Technology can buy us time in a failing environment, but ultimately it will not save us. To be effective, environmental policies need support from all levels of society: from national ministries to local communities. These are just two of the messages from Prof. René Kemp ahead of World Environment Day on 5 June.
The bottom line is simple: World Environment Day will be needed for many more years to come. What I’m seeing now as an eco-innovation researcher is a kind of ‘relative decoupling‘ — whereby economic growth is becoming less environmentally damaging, but at the same time resource use keeps increasing along with greenhouse gas emissions. I also think that people are getting a bit weary about environmental concerns, and what I’m seeing is that a lot of governments are retracting from environmental policies, certainly in developed countries.
In my own country, the Netherlands, we no longer have a minister for the environment, just a secretary of state who seems rather sidetracked. We used to be an environmental frontrunner, introducing novel approaches, but this has changed because of changing political priorities. As for climate change, the view in this country is that we can deal with this through water management. We’ve always been fighting the water, we can increase the dykes and probably take care of that issue, but we do have difficulties in improving our air quality and this has something to do with the Netherlands being heavily populated. Population is one of the roots of the environmental problem. The organisers of World Environment day say that 1 billion people can make a difference. But this can also be interpreted in a negative way instead of positively: the increase in world population from 7 to around 10 billion people in 2050 is going to make a big difference in making things worse!
Innovation makes environmental protections less costly and more easy, but if you look at what the environmental innovations are achieving, it’s not so much. The old ‘end-of-pipe’ technologies, which had been falling into disfavour because they were cost increasing, were actually doing more — partly because they were increasing costs. What we found in a project with environmental assessment experts is that when innovations help to save money, which is good for their diffusion, the money that’s being saved will also be spent.
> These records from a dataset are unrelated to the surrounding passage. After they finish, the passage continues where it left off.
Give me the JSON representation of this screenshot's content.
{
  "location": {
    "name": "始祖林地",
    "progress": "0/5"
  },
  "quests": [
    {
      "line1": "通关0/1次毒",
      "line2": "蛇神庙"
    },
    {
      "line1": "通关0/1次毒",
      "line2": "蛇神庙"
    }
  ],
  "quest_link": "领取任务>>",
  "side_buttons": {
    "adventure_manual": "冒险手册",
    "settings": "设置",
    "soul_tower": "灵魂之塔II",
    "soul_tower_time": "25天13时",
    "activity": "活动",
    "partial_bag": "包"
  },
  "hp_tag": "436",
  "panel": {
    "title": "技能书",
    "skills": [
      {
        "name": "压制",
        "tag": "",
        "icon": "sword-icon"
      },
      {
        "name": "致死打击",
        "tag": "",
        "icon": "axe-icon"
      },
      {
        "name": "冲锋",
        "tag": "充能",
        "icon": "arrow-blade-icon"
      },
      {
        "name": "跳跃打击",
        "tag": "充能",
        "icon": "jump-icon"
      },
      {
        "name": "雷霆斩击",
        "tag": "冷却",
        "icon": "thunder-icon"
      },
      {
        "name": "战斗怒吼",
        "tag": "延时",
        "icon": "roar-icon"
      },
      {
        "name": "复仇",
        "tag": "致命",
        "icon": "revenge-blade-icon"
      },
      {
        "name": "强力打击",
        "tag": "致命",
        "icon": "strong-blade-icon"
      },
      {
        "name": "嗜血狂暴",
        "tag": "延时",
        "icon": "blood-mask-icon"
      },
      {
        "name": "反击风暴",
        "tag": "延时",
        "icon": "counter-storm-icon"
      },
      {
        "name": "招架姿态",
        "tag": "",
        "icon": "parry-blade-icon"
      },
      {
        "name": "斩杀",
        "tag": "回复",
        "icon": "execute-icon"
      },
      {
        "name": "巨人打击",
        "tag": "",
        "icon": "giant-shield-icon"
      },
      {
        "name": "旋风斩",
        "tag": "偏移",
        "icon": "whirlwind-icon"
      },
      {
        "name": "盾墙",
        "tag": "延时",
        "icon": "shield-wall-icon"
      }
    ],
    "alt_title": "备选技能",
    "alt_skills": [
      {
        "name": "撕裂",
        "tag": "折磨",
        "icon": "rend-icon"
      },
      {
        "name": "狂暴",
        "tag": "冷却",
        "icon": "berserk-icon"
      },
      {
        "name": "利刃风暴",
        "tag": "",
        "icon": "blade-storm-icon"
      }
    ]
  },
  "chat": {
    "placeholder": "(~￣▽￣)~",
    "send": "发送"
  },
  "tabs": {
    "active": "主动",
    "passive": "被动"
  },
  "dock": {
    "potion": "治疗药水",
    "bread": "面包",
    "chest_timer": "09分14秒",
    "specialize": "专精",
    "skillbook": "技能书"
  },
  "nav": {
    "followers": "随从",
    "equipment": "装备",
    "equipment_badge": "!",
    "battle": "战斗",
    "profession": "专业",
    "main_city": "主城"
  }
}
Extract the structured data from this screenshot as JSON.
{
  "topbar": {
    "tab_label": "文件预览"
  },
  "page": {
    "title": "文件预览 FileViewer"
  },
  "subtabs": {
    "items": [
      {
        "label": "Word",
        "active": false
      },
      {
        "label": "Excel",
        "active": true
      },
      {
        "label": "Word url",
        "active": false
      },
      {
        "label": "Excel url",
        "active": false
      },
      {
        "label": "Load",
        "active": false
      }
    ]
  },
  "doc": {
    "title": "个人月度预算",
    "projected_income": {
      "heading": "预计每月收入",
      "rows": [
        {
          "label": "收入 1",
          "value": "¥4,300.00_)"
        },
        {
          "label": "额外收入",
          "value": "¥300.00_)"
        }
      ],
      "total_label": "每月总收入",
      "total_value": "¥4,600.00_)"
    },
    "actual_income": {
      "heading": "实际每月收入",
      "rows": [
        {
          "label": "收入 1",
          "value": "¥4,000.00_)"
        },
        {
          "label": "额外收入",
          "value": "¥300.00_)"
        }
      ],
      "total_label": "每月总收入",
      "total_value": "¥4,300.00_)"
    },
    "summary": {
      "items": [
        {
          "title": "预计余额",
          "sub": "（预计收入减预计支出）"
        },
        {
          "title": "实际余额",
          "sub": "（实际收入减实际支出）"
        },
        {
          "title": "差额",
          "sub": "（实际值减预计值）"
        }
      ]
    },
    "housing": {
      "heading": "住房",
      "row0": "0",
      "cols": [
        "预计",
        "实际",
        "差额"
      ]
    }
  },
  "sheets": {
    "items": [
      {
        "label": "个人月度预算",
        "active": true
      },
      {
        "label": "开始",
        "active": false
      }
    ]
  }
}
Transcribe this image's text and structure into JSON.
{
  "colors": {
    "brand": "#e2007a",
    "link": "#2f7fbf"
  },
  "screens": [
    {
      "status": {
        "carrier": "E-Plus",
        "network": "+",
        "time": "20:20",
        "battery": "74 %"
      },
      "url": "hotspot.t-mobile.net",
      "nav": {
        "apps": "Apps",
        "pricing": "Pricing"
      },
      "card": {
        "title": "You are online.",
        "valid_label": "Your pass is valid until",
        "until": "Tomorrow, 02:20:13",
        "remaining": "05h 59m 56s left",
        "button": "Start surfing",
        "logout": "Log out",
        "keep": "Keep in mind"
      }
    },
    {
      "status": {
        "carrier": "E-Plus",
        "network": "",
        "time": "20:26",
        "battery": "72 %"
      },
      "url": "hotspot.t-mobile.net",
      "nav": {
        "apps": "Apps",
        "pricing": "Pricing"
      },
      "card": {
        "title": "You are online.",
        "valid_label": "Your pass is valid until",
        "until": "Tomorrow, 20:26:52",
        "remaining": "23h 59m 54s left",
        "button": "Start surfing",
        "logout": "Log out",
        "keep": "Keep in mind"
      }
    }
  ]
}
In the case of organised car sharing we found, according to lifecycle assessment, that a 78% reduction in CO2 emissions changes into a 40% increase if you factor in the rebound effect. So money saved is going to be spent.
My view is that a large part of the improvements from eco-innovation will be overwhelmed by economic growth, by having to deal with an increasing world population and increases in GDP per capita. Consumerism is very tempting, I feel it myself, but we don’t need so much more consumption to be happy. One of the more encouraging developments is that there is more attention paid to green growth, as well as degrowth. This is where you have negative growth and in which material consumption drops. What people lose in terms of consumption they gain in terms of having more time: if they work less they basically have more time to appreciate life.
A new social economy?
Here I think a new type of economy is emerging. It’s not so much part of the global economy but more locally based and not commercially driven. This is about slow food, alternative currencies, sharing goods and services in a community setting, also through peer-to-peer systems. It feels modern, but it has actually existed for a long time, at least since the 1970s. You’ve got eco-villages where green-minded people are living together according to communal values, in a more egalitarian way; and then you’ve got transition towns, which are ‘normal’ towns but where people do communal things like urban gardening. This means either producing your own food, your own vegetables, or sourcing them from someone who does this locally.
What’s different is that biological / organic agriculture has really developed over time, yielding much higher productivity. I think sharing of space, goods and tasks has a lot of potential. I expect it to be growing. But I also see constraints. Living with others is always difficult, even when you share values. Also, if you want to ‘change the world’, but don’t have a receptive community around you, you can get disillusioned. Of course these people would also like to have access to goods and services, so what they sometimes do is to train people in organic food production on a commercial basis. Within their own community, they wouldn’t charge people because that wouldn’t fit their values, but for those who can afford it and are interested in learning skills, they charge some money.
A ‘green trend break’ is not in sight and really requires the actions of everyone, so all these initiatives are both positive and important. If people didn’t pursue them, if we just think that technology alone is going to help us, we’re wrong. Technology alone doesn’t help that much, and we shouldn’t forget that for green technologies to diffuse we need decent environmental policies. An environmental policy not only needs a minister but also people who support environmental action. If you look at the environmental improvements that have been achieved in the Netherlands, in the form of cleaner water and cleaner air (it’s still not that clean but certainly cleaner that it was a few decades ago), this has been achieved thanks to environmental policy.
I think the momentum now is with the bottom-up developments. These are being driven not just by environmental concerns, but people’s desire to live a good life in a less material way. There’s also a drive for self-determination. More and more people want to be free of top-down control, so I think a new economy is emerging, a kind of social economy. In the social economy you don’t need to have marketable skills. Everyone can be part of it, everyone can do something, so we can gradually roll back this work-consumption imperative that is ruining the earth.
MEDIA CREDITSInterview and video: UNU / H.Hudson